Camden County Prosecutor Mary Eva Colalillo, Voorhees Police Chief Louis Bordi and Winslow Police Chief Robert Stimelski announced a Wisconsin man has been sentenced to prison for threatening a municipal court judge and filing false liens against that judge and more than two dozen other public officials in Winslow and Voorhees.
Michael G. Rinderele, M/30, of Waukesha, Wis., received a five-year term of imprisonment on Oct. 3 from Superior Court Judge Samuel D. Natal.
Rinderele pleaded guilty in August to one count of 3rd degree Threats and Other Improper Influence in Official and Political Matters and four counts of 4th degree Retaliation Against a Public Official for Past Official Conduct.
Under his plea, Rinderele admitted he threatened a Voorhees Township Municipal Court Judge due to traffic offenses filed against Rinderele’s common-law wife, Joann Ellis.
Rinderele emailed the judge on September 26, 2013, stating that he would financially ruin the judge if charges against Ellis weren’t dropped. He then filed fraudulent commercial liens against the judge and 27 other public officials in Voorhees and Winslow, including court staff and police personnel.
Rinderele identified with the Sovereign Citizen Movement, whose members advocate recognizing only common law and argue federal, state and municipal codes have no authority over them. The Federal Bureau of Investigation lists the Sovereign Citizen Movement as an extremist domestic terrorist threat.
Sovereign Citizens attempt to use bureaucratic processes to engage in “paper terrorism” and commonly use the type of fraudulent commercial liens filed by Rinderele as a form of harassment. These liens were filed without supporting evidence of a debt and can damage the credit rating of the victims.
During sentencing, Assistant Prosecutor Nevan Soumilas stated: “When this type of conduct particularly liens are placed against a public official or public employee it does have the potential to substantially limit their ability to conduct their finances which everyone has the right to do.”
“I know the federal government has a statute that categorizes this as ‘paper terrorism’ and the state statute does not, and perhaps the state will move in that direction,” she added.
In support of the recommended sentence, Soumilas argued that “a substantial sentence such as this one will reflect the seriousness of this offense.”
In addition to his prison term, Rinderele was ordered to pay more than $600 in fines and have no contact with the public officials he victimized, as well as any member of their families or households.

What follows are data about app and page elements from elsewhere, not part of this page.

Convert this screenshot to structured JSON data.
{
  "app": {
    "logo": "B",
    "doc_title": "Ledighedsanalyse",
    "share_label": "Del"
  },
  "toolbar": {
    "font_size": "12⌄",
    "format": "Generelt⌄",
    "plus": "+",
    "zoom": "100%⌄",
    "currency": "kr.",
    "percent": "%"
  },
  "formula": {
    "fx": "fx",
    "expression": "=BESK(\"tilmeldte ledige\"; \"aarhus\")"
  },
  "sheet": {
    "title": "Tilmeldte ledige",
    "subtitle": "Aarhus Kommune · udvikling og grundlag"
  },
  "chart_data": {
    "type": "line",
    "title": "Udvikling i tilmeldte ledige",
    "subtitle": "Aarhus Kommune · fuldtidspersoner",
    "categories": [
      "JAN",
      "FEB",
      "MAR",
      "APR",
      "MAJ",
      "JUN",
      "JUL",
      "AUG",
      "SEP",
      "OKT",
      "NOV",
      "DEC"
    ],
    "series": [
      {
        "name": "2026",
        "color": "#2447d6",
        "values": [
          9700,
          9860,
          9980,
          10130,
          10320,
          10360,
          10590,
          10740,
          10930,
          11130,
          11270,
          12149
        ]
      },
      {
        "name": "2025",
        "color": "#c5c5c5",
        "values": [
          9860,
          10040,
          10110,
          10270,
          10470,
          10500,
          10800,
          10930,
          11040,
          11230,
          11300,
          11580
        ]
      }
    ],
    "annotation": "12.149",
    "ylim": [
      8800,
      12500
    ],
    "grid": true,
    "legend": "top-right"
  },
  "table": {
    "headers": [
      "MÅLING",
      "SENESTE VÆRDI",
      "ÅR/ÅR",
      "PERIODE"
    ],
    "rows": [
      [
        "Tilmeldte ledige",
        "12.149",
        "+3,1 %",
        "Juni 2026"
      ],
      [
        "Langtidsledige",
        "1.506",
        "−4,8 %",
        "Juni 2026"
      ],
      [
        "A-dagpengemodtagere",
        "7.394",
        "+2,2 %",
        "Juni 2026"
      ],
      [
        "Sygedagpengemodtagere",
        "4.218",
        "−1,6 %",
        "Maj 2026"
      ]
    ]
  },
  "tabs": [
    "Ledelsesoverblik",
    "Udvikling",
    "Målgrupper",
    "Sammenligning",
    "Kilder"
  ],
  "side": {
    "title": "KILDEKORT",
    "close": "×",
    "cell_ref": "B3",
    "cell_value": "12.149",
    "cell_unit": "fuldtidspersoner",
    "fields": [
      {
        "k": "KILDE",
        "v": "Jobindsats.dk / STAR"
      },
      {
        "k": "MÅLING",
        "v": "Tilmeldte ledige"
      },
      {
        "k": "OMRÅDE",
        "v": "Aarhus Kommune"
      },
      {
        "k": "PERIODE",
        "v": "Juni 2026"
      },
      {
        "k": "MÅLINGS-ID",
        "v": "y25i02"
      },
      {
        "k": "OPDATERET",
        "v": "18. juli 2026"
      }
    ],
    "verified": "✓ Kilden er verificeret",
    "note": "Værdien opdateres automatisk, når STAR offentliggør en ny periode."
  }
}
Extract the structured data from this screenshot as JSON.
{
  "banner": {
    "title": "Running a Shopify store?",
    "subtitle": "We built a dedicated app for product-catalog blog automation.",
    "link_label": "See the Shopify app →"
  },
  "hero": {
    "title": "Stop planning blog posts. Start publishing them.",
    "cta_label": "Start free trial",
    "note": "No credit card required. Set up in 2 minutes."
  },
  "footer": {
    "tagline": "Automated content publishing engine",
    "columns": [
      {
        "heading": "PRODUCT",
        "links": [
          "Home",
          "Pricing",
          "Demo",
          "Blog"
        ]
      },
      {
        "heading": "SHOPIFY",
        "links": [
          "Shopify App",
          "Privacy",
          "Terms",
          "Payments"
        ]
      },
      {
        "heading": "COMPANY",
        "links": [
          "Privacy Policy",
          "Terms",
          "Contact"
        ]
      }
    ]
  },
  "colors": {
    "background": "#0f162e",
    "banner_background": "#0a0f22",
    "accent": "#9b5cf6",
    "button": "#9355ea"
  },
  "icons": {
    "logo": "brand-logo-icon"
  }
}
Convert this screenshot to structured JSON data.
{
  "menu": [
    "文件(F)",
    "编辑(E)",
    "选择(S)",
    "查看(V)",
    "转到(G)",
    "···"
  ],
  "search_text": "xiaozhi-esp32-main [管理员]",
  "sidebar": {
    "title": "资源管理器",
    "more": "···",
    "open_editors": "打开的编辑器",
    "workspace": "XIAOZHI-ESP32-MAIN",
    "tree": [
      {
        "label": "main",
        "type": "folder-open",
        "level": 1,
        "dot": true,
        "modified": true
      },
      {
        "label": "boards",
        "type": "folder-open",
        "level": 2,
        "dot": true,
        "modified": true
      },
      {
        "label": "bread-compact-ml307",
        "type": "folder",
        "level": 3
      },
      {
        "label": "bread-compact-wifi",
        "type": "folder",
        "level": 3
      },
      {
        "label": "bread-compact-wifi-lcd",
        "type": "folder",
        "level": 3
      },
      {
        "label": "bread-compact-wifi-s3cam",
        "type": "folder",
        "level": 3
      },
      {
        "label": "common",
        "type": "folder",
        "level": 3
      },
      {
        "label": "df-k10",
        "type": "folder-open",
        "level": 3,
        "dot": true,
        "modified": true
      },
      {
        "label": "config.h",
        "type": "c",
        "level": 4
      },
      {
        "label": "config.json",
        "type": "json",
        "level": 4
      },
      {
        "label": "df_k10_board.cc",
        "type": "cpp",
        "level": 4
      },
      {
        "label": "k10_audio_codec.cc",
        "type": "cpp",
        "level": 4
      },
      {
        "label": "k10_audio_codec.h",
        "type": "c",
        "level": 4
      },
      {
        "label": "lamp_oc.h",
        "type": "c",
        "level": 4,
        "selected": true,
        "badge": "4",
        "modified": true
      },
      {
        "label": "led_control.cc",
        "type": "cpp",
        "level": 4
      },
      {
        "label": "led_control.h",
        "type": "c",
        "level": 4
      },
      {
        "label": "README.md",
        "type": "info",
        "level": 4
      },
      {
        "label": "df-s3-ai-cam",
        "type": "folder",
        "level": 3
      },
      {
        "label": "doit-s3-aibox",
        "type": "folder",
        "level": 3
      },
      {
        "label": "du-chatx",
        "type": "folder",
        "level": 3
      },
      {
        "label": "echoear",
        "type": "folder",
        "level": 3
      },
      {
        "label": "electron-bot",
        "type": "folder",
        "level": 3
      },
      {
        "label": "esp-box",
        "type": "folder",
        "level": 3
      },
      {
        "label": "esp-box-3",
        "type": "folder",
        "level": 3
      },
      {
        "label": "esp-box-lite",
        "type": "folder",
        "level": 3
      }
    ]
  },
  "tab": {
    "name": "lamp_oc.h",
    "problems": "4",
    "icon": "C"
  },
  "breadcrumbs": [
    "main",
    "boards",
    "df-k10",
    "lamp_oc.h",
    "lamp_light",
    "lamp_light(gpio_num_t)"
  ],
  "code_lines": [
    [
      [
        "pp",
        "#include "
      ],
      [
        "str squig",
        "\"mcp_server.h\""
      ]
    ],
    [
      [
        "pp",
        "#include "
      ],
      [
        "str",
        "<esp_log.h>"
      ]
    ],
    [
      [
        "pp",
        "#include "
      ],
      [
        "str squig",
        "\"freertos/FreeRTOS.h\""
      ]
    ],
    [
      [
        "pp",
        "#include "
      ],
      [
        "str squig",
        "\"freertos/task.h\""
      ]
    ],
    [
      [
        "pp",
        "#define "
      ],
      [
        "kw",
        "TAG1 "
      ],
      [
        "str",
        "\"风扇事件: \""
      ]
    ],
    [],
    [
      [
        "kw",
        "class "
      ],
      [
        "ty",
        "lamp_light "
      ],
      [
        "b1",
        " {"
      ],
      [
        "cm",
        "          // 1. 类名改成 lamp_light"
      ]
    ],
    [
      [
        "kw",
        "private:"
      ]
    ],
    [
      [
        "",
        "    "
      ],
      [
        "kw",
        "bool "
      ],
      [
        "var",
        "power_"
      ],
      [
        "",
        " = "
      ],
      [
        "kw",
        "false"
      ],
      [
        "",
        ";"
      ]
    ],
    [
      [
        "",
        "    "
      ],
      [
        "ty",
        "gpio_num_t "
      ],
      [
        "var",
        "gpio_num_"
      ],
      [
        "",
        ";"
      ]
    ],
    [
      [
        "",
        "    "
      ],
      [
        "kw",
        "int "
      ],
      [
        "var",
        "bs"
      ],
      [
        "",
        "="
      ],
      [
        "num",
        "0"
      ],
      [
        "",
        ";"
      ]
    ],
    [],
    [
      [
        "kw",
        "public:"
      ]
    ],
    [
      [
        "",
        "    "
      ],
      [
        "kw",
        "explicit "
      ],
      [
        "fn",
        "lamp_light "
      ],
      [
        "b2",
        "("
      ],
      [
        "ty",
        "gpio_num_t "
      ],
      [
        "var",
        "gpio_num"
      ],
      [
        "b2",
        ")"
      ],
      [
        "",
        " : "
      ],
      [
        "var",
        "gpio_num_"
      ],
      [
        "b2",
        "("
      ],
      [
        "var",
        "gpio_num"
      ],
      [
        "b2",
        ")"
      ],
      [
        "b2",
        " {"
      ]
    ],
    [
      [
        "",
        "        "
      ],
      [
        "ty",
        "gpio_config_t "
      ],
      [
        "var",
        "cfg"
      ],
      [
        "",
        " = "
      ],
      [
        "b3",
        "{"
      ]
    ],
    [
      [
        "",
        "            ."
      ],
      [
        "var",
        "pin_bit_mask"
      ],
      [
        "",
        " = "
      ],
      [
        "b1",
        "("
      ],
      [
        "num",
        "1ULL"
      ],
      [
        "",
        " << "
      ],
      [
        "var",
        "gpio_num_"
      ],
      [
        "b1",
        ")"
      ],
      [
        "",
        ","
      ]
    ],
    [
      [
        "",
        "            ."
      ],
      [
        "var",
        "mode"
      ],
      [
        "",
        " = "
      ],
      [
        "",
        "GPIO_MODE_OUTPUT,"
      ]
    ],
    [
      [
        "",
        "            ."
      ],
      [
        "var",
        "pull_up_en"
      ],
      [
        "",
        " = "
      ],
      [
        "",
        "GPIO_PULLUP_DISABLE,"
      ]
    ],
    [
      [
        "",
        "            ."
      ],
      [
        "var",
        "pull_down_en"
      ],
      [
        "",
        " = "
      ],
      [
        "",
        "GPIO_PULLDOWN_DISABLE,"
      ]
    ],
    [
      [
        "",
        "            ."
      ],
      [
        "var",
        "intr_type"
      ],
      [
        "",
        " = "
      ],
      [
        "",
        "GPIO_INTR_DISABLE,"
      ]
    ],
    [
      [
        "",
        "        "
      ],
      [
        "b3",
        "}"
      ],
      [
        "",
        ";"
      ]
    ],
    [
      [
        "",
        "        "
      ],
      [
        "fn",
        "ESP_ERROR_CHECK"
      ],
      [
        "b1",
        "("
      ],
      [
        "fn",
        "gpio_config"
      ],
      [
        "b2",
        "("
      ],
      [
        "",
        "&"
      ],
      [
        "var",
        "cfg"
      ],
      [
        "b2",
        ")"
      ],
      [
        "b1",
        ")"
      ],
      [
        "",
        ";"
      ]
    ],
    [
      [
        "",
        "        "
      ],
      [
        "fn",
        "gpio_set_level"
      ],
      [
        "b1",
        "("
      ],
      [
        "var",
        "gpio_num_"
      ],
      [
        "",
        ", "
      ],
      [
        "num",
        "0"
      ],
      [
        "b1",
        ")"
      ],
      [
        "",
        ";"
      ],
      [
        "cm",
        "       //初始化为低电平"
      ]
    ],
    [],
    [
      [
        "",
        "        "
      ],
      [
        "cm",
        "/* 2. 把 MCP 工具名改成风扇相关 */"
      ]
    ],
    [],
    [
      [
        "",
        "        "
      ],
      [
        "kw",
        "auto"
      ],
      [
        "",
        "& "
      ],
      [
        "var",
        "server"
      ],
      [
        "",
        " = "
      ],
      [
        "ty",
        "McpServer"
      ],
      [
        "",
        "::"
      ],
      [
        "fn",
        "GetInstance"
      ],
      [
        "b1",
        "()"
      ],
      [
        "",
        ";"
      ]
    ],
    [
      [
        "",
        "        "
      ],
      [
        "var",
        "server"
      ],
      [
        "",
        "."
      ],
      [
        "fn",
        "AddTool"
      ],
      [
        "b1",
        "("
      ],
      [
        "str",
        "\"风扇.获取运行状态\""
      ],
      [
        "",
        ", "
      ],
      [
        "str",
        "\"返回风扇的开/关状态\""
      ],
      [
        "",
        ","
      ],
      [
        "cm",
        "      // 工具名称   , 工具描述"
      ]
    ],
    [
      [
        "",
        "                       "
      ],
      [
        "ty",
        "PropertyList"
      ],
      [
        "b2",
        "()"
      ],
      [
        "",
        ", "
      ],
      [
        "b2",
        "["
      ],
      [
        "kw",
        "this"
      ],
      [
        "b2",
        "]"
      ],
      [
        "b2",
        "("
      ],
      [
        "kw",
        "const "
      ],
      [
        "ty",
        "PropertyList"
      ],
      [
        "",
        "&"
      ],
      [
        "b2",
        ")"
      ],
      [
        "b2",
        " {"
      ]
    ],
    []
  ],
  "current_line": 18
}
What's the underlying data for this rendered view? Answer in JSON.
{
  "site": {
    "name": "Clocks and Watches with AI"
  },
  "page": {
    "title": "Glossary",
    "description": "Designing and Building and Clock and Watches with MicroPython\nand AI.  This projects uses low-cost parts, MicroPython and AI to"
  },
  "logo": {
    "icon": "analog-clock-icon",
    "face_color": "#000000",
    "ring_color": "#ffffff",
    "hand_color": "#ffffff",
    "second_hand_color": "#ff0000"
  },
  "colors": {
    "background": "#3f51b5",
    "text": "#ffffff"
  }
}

Rinderele also pleaded guilty to Eluding in Pennsylvania earlier this summer and received probation in Dauphin County, Pa.